The turbulent relationship between Harvey and his third wife and frequent collaborator Joyce Brabner, played by Hope Davis, is the central crux of the movie, as it develops from pen pal correspondence to one of the worst first dates ever. Needless to say, the two are perfect for each other, and Joyce’s own neuroses and ability to pinpoint social disorders in others becomes a counterbalance to Harvey’s negativity. They are married a week after their first date, and their comic collaboration leads them to Danielle, the daughter of a comic artist who they adopt once they realize that she is the perfect daughter for their dysfunctional family.

An equally pivotal moment in the movie comes when Pekar meets acclaimed underground artist R. Crumb, who offers to illustrate his first comic book stories. The scenes between Pekar and James Urbaniak’s Crumb make for a fun “crossover” with Terry Zwigoff’s 1994 documentary, Crumb.

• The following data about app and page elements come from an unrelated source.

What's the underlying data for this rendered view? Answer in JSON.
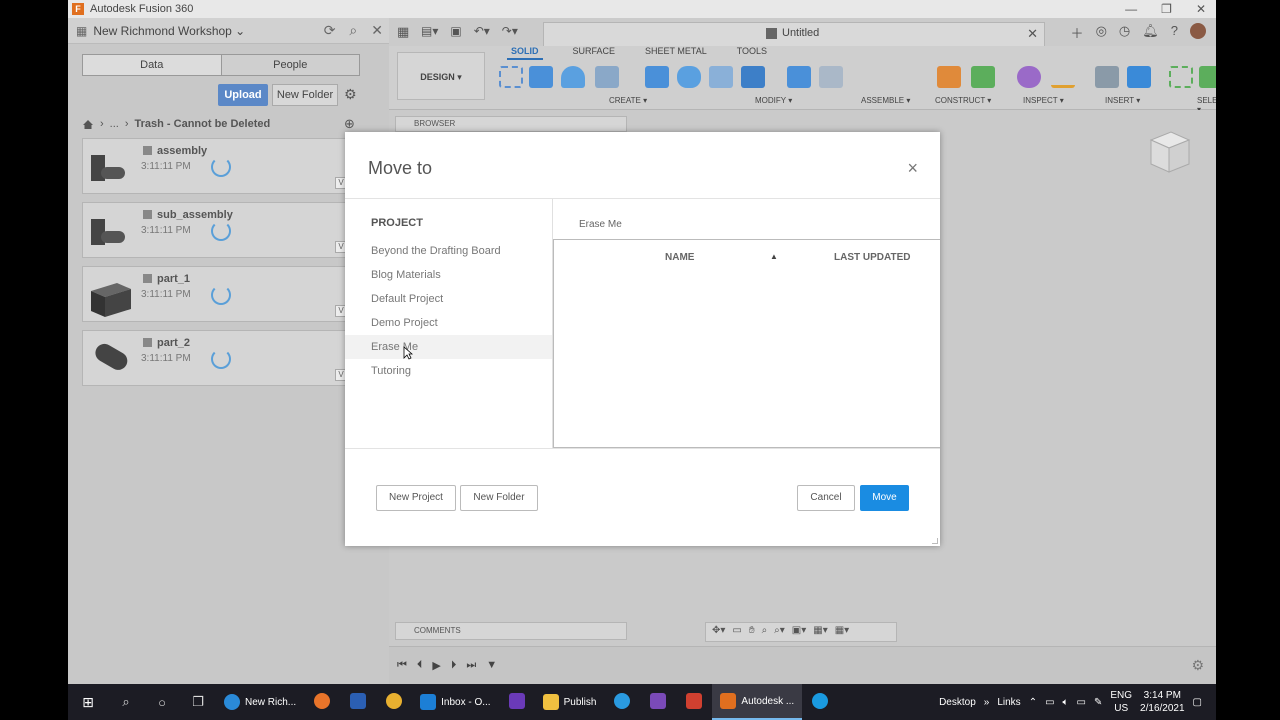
{
  "window": {
    "title": "Autodesk Fusion 360",
    "controls": [
      "—",
      "❐",
      "✕"
    ]
  },
  "data_panel": {
    "project_name": "New Richmond Workshop",
    "tabs": [
      "Data",
      "People"
    ],
    "upload_label": "Upload",
    "new_folder_label": "New Folder",
    "breadcrumb_ellipsis": "...",
    "breadcrumb_current": "Trash - Cannot be Deleted",
    "files": [
      {
        "name": "assembly",
        "time": "3:11:11 PM",
        "version": "V"
      },
      {
        "name": "sub_assembly",
        "time": "3:11:11 PM",
        "version": "V"
      },
      {
        "name": "part_1",
        "time": "3:11:11 PM",
        "version": "V"
      },
      {
        "name": "part_2",
        "time": "3:11:11 PM",
        "version": "V"
      }
    ]
  },
  "doc": {
    "tab_name": "Untitled"
  },
  "ribbon": {
    "workspace": "DESIGN ▾",
    "tabs": [
      "SOLID",
      "SURFACE",
      "SHEET METAL",
      "TOOLS"
    ],
    "groups": [
      "CREATE ▾",
      "MODIFY ▾",
      "ASSEMBLE ▾",
      "CONSTRUCT ▾",
      "INSPECT ▾",
      "INSERT ▾",
      "SELECT ▾"
    ]
  },
  "viewport": {
    "browser_label": "BROWSER",
    "comments_label": "COMMENTS"
  },
  "modal": {
    "title": "Move to",
    "close": "×",
    "project_heading": "PROJECT",
    "projects": [
      "Beyond the Drafting Board",
      "Blog Materials",
      "Default Project",
      "Demo Project",
      "Erase Me",
      "Tutoring"
    ],
    "selected_project": "Erase Me",
    "col_name": "NAME",
    "sort_indicator": "▲",
    "col_updated": "LAST UPDATED",
    "new_project_label": "New Project",
    "new_folder_label": "New Folder",
    "cancel_label": "Cancel",
    "move_label": "Move"
  },
  "taskbar": {
    "apps": [
      "New Rich...",
      "Inbox - O...",
      "Publish",
      "Autodesk ..."
    ],
    "desktop": "Desktop",
    "links": "Links",
    "lang": [
      "ENG",
      "US"
    ],
    "time": "3:14 PM",
    "date": "2/16/2021"
  },
  "colors": {
    "accent": "#1a8ce2",
    "upload": "#5b88c7",
    "fusion_orange": "#e06f1f"
  }
}
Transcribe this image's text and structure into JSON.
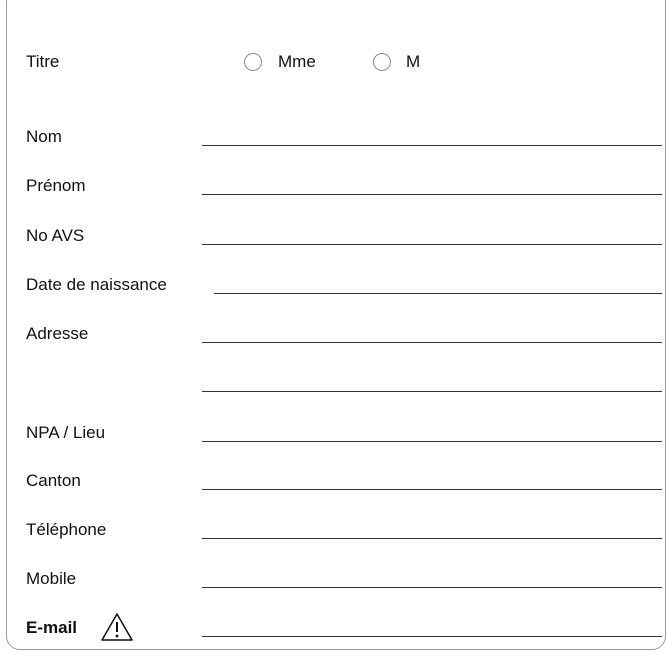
{
  "title": {
    "label": "Titre",
    "options": [
      "Mme",
      "M"
    ]
  },
  "fields": [
    {
      "label": "Nom",
      "value": ""
    },
    {
      "label": "Prénom",
      "value": ""
    },
    {
      "label": "No AVS",
      "value": ""
    },
    {
      "label": "Date de naissance",
      "value": ""
    },
    {
      "label": "Adresse",
      "value": ""
    },
    {
      "label": "",
      "value": ""
    },
    {
      "label": "NPA / Lieu",
      "value": ""
    },
    {
      "label": "Canton",
      "value": ""
    },
    {
      "label": "Téléphone",
      "value": ""
    },
    {
      "label": "Mobile",
      "value": ""
    },
    {
      "label": "E-mail",
      "value": ""
    }
  ],
  "icons": {
    "email_warning": "warning-icon"
  }
}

The movie’s funniest moments belong to Harvey’s co-worker Toby, a consummate nerd, who creates instant comic relief with his very deliberate speech pattern. His infatuation with the 80s’ film “Revenge of the Nerds” also makes great fodder for Harvey’s wrath.

Some may wonder how many people will know who Harvey Pekar is before seeing American Splendor and whether or not they would enjoy a movie about an admittedly grouchy, and often unlikable, loser. That said, it’s hard not to find at least a few parts of yourself in Harvey’s temperamental character, much his comic fans have done for years. Although American Splendor hits a bit of a downer in the third act when Pekar is diagnosed and treated for cancer, it is an entertaining movie that should be enjoyed by everyone.

While American Splendor is one of the funniest and quirkiest movies of the year, it’s also an inspirational story that even a grouch like Harvey should appreciate. It might even do more to legitimize the comic book medium than all of the superhero movies combined, because the subject matter is more universal, showing that comics aren’t just for the young or uneducated. More importantly, it will help get Pekar and his work recognized by a larger audience and a newgeneration. From Harvey’s griping, he probably could use the money, but don’t expect him to appreciate the recognition that comes along with that fame.

American Splendor is playing now in select cities, and it will open in more cities over the course of August and September.